= Task directions =
For each line of the data below that contains "whiteboard", return that line.

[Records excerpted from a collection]
==========
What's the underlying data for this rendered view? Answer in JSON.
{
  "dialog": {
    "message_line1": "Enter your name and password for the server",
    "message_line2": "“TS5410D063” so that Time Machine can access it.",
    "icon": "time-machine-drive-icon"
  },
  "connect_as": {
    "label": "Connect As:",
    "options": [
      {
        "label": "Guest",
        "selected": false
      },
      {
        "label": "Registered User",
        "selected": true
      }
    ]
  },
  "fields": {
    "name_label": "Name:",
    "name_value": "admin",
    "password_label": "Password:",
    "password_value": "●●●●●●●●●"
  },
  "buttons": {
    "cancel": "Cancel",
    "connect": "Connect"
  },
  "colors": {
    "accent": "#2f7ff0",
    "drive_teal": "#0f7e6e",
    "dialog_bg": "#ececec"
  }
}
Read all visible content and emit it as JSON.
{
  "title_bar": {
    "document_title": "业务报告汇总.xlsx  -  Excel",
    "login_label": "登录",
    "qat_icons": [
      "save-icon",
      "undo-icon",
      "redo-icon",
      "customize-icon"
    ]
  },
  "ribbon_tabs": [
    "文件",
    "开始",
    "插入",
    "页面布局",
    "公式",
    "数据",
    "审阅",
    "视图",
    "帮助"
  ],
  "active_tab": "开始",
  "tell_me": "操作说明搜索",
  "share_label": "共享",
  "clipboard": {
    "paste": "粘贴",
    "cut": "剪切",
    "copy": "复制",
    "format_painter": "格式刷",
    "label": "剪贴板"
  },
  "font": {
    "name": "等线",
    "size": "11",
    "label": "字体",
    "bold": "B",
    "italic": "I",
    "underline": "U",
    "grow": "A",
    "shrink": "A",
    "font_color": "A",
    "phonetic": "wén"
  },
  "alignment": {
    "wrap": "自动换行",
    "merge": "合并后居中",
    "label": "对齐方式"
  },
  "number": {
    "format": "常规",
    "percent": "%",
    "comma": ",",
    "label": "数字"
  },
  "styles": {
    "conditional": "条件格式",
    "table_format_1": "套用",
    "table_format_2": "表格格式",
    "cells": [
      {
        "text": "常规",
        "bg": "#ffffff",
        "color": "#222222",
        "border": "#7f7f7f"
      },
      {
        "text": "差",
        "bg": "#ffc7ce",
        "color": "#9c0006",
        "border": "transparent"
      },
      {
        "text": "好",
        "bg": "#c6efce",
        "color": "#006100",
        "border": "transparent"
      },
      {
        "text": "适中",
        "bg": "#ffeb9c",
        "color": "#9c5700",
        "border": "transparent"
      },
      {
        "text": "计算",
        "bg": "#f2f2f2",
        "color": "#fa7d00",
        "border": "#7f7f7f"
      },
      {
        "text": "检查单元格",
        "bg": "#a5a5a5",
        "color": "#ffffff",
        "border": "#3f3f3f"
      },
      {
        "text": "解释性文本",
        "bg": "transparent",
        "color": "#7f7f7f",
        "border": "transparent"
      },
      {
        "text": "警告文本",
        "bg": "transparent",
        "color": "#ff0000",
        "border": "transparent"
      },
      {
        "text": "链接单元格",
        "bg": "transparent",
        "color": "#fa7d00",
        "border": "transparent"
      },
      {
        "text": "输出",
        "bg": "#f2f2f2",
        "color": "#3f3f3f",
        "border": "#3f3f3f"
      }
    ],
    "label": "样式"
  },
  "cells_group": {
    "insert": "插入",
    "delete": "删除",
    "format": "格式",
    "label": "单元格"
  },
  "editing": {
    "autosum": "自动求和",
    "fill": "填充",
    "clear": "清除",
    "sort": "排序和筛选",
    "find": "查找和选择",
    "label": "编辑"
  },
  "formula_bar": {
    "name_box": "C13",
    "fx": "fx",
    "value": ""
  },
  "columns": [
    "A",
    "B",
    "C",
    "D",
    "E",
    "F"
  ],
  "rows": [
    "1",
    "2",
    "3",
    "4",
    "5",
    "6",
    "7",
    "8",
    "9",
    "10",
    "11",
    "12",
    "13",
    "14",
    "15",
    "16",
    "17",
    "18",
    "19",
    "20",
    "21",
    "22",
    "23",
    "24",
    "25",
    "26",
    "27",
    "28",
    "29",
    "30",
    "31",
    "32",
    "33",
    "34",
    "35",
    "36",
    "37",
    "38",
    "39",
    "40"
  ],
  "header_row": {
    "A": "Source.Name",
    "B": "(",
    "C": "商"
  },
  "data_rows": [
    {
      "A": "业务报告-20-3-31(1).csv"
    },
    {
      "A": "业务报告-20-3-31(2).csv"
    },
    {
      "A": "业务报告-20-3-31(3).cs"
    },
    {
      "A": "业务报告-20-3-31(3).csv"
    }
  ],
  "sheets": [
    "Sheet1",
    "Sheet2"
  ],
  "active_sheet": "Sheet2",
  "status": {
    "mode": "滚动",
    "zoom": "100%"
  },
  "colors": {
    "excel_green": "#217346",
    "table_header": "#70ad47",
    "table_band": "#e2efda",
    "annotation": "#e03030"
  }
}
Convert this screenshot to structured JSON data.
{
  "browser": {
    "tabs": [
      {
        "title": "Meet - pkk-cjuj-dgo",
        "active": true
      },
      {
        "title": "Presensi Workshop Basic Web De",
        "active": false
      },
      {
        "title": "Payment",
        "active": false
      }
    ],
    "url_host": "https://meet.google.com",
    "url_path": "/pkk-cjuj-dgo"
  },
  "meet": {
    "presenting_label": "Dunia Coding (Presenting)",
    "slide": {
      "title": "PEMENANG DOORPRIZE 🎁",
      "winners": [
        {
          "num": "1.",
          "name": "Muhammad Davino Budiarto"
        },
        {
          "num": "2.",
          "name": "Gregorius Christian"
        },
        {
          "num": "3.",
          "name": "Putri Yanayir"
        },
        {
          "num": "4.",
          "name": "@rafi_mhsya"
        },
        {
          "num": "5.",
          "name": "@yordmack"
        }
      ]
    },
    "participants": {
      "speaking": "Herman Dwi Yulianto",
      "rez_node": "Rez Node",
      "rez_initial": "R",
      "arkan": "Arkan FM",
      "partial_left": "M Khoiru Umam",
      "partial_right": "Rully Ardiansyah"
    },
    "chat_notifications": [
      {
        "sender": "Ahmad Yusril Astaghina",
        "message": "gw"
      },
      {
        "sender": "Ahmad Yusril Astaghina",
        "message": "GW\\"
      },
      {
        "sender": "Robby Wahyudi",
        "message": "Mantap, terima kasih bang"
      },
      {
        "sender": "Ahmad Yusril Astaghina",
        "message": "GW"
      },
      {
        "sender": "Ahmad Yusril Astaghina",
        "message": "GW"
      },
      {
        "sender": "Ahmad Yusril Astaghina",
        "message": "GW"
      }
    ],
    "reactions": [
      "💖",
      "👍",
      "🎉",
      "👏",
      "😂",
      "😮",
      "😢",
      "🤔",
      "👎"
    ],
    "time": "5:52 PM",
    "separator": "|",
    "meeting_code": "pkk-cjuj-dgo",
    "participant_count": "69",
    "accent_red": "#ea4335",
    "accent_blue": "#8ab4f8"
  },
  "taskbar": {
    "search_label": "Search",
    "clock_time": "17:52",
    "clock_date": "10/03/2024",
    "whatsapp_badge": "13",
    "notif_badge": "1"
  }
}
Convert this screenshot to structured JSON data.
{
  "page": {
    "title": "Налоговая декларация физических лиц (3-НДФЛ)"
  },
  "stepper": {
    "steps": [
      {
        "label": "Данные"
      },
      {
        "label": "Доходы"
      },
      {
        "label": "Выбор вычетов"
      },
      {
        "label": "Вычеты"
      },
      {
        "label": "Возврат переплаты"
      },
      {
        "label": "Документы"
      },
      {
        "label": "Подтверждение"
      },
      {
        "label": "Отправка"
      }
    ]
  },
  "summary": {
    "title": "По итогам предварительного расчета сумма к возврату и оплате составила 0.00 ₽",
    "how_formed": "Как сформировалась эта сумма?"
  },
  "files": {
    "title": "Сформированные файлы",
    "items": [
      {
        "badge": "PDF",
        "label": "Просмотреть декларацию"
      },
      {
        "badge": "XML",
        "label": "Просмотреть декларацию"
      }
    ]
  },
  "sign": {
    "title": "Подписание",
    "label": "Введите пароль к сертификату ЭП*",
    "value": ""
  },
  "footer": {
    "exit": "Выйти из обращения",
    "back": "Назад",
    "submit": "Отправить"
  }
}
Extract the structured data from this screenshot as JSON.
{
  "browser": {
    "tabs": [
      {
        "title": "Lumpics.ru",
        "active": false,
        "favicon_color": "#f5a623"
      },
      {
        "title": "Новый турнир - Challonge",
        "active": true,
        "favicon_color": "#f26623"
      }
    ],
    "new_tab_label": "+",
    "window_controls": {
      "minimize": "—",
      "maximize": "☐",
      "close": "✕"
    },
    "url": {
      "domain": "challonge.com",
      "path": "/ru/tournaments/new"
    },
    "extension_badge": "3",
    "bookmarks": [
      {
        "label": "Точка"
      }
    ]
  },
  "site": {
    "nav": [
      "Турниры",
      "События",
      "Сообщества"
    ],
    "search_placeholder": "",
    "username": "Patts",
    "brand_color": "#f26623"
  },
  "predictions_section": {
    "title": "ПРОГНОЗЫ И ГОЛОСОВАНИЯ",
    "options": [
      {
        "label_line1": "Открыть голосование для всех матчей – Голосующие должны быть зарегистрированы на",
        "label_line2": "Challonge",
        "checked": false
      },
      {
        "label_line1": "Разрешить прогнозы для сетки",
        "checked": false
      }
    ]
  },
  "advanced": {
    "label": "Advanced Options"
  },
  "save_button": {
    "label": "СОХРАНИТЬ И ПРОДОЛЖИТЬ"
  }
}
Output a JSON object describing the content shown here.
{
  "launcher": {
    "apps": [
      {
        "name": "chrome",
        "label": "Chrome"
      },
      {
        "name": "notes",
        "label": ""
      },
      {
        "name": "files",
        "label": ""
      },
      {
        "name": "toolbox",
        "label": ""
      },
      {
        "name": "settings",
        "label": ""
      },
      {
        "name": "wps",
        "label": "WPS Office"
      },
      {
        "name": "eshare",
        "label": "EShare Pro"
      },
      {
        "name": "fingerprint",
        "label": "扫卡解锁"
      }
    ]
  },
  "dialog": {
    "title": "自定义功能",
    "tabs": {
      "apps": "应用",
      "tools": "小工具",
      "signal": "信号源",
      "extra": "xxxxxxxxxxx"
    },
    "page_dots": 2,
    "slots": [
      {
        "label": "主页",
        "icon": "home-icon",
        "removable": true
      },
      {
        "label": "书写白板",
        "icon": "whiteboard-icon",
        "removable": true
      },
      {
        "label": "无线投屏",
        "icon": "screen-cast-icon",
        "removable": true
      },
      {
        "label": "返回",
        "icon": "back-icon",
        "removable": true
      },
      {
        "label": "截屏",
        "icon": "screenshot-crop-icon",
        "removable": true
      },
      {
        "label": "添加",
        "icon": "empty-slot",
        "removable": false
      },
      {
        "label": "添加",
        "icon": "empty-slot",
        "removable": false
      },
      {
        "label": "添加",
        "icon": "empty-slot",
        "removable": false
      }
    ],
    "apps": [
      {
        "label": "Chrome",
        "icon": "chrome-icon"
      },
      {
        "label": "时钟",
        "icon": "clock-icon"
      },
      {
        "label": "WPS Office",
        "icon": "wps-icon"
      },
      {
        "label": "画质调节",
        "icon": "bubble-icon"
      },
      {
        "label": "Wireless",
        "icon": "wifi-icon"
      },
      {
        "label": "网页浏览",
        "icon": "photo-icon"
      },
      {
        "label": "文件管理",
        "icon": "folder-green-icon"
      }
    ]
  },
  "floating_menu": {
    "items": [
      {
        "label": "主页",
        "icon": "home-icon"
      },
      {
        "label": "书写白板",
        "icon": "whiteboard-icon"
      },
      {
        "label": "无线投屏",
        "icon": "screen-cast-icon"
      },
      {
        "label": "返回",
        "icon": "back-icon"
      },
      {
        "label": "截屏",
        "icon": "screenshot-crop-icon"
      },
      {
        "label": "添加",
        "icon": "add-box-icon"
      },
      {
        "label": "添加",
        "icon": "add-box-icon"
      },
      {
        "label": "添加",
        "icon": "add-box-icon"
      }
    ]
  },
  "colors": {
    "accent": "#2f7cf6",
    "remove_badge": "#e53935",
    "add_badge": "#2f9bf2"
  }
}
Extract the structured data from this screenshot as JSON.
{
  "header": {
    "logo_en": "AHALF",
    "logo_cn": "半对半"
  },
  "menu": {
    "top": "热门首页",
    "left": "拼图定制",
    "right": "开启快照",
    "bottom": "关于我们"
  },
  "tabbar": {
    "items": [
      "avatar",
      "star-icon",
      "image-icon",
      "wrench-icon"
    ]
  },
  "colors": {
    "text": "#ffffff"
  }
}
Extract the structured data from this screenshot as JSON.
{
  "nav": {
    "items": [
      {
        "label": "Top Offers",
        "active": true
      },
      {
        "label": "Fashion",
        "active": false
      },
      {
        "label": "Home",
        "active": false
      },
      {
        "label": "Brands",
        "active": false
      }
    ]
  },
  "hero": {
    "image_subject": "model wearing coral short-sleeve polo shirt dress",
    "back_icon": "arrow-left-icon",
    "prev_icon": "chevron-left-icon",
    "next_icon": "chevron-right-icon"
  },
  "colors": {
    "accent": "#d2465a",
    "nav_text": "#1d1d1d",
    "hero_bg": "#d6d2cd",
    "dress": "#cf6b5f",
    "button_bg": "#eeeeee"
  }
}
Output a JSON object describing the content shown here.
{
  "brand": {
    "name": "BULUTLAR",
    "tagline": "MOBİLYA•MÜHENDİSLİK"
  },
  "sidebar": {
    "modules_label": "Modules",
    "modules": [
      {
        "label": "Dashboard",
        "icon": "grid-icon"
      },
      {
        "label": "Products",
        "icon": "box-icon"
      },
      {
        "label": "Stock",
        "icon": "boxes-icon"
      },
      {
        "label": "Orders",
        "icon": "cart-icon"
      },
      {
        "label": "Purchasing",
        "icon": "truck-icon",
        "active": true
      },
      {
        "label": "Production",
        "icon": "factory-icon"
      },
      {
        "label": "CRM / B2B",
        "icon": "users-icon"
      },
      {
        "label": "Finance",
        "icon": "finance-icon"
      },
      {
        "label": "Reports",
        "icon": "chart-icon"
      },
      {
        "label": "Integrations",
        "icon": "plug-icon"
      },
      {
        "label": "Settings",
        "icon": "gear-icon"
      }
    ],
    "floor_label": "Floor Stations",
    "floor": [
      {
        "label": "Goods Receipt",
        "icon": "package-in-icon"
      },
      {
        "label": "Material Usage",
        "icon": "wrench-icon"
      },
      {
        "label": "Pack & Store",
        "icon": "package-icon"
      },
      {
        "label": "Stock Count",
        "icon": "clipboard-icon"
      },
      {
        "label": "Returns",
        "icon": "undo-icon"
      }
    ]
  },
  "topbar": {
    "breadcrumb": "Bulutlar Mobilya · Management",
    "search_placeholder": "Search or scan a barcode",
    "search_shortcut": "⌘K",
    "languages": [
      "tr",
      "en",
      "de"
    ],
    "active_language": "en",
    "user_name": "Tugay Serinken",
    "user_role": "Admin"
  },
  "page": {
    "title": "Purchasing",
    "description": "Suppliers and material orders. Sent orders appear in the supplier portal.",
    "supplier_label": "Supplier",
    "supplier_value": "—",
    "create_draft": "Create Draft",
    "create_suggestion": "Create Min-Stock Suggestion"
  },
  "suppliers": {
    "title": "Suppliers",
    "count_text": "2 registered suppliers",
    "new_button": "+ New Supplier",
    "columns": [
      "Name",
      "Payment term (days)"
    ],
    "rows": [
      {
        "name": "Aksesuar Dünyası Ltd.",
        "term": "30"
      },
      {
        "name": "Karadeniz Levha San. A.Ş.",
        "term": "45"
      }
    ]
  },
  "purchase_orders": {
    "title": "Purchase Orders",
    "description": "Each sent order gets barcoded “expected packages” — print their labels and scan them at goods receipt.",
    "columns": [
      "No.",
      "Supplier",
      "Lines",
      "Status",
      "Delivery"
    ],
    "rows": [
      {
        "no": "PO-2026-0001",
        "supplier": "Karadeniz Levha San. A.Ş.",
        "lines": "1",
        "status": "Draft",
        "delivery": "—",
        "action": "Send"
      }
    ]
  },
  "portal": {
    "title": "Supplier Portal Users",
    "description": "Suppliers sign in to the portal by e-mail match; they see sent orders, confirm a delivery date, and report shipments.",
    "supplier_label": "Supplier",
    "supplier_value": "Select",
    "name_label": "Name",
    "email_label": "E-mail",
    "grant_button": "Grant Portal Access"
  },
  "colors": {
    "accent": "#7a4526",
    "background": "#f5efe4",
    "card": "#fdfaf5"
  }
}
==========
= Result =
        "icon": "whiteboard-icon",
        "icon": "whiteboard-icon"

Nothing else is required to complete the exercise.